◆ **THE RECORDS**:

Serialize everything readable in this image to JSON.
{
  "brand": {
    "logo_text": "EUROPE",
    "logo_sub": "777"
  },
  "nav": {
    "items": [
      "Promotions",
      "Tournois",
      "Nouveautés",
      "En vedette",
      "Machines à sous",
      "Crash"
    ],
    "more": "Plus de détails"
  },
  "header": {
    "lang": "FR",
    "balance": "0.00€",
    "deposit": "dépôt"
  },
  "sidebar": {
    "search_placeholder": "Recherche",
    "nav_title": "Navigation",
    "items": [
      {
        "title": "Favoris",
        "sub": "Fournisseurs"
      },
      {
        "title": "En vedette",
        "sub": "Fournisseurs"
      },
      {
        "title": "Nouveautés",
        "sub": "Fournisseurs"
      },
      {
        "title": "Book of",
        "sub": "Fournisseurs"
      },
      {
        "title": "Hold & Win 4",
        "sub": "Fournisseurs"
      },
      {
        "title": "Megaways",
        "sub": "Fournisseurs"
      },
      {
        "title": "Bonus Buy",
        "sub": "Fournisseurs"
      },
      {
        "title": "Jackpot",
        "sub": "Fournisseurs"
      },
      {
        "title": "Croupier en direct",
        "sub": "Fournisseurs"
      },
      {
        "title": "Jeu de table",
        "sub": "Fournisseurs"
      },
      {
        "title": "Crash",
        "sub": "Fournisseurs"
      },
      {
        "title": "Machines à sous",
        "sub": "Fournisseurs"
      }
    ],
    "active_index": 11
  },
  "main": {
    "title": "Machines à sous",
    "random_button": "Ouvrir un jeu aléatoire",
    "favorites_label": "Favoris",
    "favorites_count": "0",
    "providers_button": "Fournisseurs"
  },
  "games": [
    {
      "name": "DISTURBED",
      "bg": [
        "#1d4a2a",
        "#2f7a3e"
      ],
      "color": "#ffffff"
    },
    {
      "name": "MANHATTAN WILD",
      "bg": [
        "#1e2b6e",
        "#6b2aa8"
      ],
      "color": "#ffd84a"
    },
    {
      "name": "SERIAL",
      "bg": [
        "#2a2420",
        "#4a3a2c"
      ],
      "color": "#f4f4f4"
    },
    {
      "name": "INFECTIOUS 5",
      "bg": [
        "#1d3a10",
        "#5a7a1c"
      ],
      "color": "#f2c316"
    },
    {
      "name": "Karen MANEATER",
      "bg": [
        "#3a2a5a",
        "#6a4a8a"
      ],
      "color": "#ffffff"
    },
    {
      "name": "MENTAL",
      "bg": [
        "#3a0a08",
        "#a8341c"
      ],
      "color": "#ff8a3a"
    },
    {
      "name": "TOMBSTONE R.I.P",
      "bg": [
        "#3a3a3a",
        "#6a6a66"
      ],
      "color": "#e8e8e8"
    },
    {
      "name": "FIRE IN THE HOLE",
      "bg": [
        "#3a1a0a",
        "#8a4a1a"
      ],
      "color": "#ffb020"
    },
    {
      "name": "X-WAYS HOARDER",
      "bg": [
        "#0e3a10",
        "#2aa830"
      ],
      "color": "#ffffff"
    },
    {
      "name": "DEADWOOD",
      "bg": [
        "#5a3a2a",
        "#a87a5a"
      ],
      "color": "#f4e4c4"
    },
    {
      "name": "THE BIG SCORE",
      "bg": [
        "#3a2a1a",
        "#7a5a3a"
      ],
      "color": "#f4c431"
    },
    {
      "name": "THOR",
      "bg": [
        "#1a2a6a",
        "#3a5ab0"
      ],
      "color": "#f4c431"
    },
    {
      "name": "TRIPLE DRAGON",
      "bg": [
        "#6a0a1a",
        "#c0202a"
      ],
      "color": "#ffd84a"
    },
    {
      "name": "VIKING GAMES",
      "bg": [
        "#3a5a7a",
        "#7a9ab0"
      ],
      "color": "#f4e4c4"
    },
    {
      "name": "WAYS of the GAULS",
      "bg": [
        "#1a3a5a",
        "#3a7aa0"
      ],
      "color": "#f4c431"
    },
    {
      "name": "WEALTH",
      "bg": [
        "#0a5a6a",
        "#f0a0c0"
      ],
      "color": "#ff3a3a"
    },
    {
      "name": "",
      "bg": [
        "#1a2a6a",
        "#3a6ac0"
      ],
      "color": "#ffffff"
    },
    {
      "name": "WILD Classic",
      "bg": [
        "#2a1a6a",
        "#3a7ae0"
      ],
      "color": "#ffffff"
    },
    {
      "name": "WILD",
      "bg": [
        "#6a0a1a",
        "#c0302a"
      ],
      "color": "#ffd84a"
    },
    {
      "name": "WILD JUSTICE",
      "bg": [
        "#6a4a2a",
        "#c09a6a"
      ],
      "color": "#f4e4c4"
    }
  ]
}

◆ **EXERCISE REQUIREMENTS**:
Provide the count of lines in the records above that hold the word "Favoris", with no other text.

◆ **SOLUTION FOR THIS PROBLEM**:
2